## TASK OBJECTIVE
Wherever "background" shows up in the records below, copy the whole line.

## MATERIAL FOR THIS TASK
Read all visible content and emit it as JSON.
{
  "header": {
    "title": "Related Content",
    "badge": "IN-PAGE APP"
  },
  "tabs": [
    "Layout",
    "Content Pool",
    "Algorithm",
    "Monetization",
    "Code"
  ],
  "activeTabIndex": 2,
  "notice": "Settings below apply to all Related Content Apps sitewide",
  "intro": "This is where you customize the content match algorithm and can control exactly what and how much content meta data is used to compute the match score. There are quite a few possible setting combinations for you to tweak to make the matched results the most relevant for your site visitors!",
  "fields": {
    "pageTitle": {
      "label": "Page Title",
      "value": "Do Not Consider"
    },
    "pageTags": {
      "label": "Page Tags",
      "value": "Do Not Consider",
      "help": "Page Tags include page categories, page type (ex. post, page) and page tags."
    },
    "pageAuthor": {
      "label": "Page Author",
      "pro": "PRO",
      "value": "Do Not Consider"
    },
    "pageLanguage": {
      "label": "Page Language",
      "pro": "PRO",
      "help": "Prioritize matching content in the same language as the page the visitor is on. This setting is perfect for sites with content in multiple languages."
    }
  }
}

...

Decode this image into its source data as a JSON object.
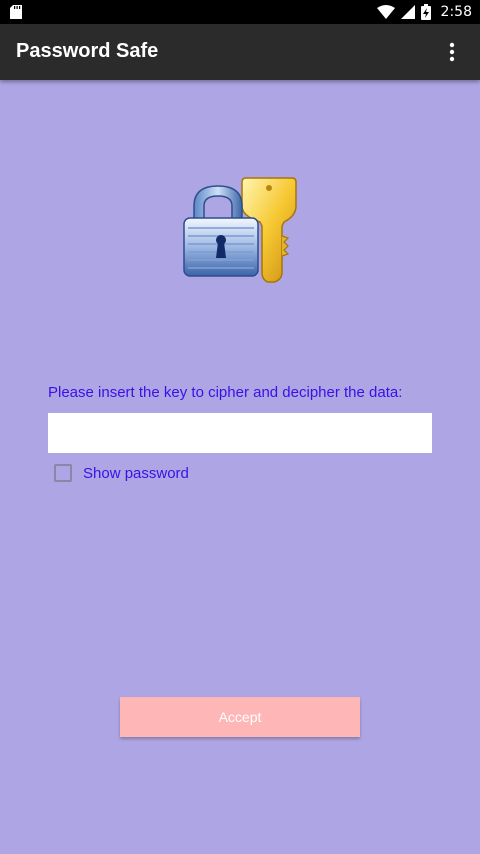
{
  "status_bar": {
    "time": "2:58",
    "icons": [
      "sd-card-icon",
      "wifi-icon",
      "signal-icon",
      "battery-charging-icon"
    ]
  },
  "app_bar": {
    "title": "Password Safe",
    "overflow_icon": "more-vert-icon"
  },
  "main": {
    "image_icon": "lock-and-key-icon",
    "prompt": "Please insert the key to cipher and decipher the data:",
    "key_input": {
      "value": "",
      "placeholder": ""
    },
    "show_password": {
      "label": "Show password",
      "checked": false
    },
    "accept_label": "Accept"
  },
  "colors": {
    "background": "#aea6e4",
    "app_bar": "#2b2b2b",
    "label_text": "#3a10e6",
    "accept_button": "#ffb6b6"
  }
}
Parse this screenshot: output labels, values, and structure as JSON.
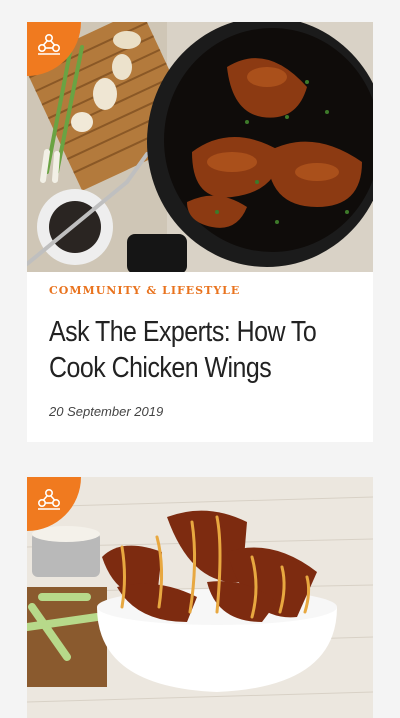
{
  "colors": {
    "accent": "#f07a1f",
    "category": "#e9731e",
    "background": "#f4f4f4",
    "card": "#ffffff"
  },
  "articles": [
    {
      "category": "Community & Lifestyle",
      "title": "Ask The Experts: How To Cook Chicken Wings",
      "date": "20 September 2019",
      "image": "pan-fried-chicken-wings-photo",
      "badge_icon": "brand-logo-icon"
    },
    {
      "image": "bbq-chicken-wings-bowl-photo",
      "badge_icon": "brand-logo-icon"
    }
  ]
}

## SOLUTION TO THIS PROBLEM
    "background": "#aea6e4",
    "background": "#f4f4f4",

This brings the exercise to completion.